=== Begin Enclosure ===

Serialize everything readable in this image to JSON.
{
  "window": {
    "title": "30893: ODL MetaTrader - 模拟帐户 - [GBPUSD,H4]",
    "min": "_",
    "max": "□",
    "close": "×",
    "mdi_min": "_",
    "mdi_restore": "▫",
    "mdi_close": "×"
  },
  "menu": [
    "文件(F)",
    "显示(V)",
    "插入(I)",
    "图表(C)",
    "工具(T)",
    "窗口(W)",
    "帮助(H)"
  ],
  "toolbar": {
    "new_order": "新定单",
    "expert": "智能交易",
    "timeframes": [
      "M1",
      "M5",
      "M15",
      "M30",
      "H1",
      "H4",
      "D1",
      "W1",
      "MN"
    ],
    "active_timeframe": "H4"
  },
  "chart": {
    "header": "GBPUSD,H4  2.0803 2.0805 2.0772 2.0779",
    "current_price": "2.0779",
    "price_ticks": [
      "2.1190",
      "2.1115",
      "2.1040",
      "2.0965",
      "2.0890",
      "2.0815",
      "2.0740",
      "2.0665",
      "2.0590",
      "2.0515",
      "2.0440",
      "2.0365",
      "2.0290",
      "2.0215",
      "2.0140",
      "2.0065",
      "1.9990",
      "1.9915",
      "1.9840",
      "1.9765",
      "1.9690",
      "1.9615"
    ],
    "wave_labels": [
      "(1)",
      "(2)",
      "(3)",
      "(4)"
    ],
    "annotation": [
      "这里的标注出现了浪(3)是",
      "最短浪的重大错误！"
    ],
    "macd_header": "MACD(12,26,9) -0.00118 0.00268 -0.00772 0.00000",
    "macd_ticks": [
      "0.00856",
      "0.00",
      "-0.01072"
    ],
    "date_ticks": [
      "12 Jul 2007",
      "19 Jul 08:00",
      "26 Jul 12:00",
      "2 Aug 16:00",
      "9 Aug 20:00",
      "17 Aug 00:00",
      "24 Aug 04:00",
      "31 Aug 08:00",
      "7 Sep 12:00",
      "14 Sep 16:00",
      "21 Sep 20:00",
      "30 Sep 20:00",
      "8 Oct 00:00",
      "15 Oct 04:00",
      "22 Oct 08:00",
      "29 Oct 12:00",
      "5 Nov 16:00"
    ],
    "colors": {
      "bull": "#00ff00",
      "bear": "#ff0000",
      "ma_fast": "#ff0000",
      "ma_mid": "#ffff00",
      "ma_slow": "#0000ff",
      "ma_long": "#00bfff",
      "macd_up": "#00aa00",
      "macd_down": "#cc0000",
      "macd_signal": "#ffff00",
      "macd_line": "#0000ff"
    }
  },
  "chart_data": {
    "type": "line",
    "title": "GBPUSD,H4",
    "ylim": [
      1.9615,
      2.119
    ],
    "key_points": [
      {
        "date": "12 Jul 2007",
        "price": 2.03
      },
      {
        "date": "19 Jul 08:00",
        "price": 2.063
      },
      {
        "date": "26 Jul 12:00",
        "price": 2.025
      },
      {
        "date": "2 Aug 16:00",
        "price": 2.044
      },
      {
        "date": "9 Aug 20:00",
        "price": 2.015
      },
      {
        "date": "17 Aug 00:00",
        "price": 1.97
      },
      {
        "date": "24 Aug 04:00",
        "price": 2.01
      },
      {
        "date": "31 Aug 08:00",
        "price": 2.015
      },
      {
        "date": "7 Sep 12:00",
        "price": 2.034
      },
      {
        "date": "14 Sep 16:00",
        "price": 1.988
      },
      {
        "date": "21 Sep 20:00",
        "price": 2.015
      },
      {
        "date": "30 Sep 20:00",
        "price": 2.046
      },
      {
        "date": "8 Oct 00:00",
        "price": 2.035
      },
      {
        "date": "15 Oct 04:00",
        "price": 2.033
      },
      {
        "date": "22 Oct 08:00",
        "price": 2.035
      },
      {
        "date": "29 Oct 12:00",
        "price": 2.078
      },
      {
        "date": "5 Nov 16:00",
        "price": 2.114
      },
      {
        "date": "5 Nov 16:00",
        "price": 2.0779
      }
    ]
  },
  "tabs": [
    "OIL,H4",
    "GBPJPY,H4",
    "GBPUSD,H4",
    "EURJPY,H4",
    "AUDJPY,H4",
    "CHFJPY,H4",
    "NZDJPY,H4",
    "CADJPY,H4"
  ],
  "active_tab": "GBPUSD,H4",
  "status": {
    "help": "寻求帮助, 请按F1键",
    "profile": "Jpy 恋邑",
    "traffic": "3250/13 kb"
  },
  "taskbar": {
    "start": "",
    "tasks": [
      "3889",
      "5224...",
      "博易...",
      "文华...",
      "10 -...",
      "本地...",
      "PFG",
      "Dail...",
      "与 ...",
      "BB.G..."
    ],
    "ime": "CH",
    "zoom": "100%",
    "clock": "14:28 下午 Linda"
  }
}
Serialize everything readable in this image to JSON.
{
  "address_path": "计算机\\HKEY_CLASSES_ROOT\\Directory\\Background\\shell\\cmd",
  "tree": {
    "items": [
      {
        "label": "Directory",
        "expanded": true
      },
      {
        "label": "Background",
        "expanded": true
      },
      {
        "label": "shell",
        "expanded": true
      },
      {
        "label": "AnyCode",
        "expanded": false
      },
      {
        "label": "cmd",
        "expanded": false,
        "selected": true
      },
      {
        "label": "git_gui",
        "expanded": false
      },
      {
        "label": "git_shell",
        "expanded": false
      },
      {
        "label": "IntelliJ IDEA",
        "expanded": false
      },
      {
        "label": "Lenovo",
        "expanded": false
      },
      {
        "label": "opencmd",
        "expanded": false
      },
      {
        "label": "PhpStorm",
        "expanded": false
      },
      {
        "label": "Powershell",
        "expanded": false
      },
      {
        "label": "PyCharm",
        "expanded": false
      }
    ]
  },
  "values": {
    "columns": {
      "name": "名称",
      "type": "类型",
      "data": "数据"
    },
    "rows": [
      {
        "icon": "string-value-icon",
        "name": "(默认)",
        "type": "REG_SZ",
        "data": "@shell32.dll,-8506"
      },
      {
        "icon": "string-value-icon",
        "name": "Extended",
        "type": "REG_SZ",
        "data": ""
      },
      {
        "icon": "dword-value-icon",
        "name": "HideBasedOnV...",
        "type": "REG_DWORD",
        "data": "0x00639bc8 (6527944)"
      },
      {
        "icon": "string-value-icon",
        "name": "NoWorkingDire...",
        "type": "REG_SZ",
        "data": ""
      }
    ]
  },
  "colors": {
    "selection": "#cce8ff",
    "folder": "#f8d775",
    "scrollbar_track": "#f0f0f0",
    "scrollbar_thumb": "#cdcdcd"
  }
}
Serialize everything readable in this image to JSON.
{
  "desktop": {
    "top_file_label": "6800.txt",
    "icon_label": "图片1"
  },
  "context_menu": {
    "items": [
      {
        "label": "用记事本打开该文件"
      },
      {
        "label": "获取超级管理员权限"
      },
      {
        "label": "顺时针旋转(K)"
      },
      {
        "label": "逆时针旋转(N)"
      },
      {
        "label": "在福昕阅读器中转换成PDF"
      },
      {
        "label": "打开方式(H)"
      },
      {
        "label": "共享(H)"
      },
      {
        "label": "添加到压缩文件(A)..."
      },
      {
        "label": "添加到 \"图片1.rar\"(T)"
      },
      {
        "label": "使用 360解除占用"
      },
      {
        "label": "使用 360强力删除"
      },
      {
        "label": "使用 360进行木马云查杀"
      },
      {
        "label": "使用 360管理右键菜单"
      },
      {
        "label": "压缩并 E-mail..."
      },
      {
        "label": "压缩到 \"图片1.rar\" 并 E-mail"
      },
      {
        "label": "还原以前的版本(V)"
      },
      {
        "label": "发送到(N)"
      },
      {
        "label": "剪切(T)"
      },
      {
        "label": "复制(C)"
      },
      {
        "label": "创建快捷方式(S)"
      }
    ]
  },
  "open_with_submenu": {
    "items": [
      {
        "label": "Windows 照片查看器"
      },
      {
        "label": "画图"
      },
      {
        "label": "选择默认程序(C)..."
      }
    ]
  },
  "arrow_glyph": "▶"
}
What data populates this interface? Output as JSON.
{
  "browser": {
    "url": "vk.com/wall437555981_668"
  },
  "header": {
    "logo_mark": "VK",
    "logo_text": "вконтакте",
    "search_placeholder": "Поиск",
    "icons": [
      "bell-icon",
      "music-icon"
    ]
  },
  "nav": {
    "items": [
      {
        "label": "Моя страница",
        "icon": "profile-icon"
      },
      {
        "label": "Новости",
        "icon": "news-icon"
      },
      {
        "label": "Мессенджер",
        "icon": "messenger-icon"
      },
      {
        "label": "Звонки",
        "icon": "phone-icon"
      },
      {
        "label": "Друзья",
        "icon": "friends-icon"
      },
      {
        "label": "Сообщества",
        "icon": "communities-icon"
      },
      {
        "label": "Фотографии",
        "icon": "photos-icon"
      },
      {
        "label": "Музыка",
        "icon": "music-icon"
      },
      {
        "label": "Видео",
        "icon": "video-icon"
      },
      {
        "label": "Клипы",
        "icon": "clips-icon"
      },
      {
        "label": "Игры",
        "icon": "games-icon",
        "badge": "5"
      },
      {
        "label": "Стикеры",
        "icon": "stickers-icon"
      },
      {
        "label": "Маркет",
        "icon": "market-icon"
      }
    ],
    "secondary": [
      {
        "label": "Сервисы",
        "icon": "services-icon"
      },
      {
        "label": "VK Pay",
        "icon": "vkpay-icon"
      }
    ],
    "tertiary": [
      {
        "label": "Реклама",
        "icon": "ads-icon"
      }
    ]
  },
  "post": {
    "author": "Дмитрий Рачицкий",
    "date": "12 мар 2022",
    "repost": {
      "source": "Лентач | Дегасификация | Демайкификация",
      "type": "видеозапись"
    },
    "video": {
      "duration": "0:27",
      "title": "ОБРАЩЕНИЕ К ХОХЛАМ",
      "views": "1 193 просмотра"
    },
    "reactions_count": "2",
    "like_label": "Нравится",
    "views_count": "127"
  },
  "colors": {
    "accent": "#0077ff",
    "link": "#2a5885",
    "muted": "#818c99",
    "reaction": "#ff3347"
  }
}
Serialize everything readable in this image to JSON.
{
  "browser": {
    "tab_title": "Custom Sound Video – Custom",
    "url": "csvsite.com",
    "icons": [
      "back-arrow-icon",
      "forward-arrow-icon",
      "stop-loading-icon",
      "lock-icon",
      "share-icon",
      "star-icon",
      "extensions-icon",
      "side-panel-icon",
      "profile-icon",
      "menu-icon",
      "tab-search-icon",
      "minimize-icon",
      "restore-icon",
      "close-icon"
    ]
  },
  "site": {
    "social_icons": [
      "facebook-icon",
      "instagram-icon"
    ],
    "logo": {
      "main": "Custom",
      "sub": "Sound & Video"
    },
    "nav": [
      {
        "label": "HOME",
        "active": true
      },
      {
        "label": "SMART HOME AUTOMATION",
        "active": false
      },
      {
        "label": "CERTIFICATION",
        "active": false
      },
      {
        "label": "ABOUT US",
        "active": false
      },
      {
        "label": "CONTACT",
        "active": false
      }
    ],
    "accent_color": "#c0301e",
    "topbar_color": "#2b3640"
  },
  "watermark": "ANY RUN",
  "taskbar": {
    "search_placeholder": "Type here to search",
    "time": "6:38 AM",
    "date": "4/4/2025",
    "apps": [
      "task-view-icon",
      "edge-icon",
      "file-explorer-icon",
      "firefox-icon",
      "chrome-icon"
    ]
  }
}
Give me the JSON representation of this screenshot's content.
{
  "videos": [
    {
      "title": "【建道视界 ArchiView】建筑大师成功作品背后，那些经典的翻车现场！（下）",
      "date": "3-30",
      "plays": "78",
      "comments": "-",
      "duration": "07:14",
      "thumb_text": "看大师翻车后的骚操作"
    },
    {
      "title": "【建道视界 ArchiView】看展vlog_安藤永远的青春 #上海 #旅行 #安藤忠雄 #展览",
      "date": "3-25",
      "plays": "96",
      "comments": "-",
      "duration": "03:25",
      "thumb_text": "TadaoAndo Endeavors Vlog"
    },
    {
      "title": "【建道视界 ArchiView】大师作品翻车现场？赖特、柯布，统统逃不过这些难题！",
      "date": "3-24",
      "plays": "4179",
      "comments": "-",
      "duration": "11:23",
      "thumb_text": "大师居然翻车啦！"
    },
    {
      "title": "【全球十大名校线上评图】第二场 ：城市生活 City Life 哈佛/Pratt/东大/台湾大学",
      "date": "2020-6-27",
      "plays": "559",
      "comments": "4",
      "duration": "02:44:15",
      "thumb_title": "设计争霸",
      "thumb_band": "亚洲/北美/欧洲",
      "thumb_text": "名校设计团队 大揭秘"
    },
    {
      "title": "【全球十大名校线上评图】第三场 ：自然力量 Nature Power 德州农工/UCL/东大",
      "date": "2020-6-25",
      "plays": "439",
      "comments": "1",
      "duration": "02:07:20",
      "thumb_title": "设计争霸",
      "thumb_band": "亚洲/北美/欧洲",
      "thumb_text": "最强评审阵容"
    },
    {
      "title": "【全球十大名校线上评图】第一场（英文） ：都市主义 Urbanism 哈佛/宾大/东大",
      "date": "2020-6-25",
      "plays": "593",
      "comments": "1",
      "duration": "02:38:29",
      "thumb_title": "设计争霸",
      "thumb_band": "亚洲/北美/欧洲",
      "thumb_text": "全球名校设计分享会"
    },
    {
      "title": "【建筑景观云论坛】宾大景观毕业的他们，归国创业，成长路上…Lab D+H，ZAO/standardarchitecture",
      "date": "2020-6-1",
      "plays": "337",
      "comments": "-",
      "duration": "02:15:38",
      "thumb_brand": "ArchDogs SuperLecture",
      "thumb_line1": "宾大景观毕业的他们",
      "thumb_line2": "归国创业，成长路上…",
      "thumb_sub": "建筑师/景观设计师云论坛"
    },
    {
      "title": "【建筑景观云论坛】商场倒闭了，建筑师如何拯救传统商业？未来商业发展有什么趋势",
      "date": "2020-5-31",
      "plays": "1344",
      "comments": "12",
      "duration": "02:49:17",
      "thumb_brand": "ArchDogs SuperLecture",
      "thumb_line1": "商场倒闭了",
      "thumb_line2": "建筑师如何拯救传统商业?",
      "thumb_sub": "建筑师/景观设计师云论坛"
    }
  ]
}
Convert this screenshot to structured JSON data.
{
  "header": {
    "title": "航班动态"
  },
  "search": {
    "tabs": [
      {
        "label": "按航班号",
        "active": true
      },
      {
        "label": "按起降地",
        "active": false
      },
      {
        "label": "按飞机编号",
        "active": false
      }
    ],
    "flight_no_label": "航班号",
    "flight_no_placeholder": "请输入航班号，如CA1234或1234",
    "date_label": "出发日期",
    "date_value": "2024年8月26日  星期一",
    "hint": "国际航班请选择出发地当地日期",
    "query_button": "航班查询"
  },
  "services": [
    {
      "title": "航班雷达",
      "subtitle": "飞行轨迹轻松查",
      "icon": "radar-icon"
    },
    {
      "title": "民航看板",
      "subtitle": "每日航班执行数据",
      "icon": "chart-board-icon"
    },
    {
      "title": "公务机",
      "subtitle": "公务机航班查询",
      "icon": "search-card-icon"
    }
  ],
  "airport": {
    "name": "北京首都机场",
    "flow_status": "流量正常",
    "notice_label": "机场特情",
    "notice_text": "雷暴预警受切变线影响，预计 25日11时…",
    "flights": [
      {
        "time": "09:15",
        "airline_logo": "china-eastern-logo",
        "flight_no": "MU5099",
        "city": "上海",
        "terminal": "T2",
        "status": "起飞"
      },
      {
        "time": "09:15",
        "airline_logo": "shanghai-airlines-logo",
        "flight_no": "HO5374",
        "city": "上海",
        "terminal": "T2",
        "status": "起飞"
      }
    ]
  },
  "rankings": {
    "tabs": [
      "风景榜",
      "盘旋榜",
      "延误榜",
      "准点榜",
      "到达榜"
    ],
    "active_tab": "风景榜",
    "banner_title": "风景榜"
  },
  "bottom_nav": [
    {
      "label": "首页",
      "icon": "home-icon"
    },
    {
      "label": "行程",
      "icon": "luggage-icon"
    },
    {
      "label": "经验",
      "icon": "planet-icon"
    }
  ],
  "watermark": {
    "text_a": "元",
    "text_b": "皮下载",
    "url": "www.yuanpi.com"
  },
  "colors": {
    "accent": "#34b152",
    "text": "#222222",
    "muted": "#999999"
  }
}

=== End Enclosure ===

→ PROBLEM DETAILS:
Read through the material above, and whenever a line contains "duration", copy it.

→ SOLUTION FOR THIS EXERCISE:
      "duration": "0:27",
      "duration": "07:14",
      "duration": "03:25",
      "duration": "11:23",
      "duration": "02:44:15",
      "duration": "02:07:20",
      "duration": "02:38:29",
      "duration": "02:15:38",
      "duration": "02:49:17",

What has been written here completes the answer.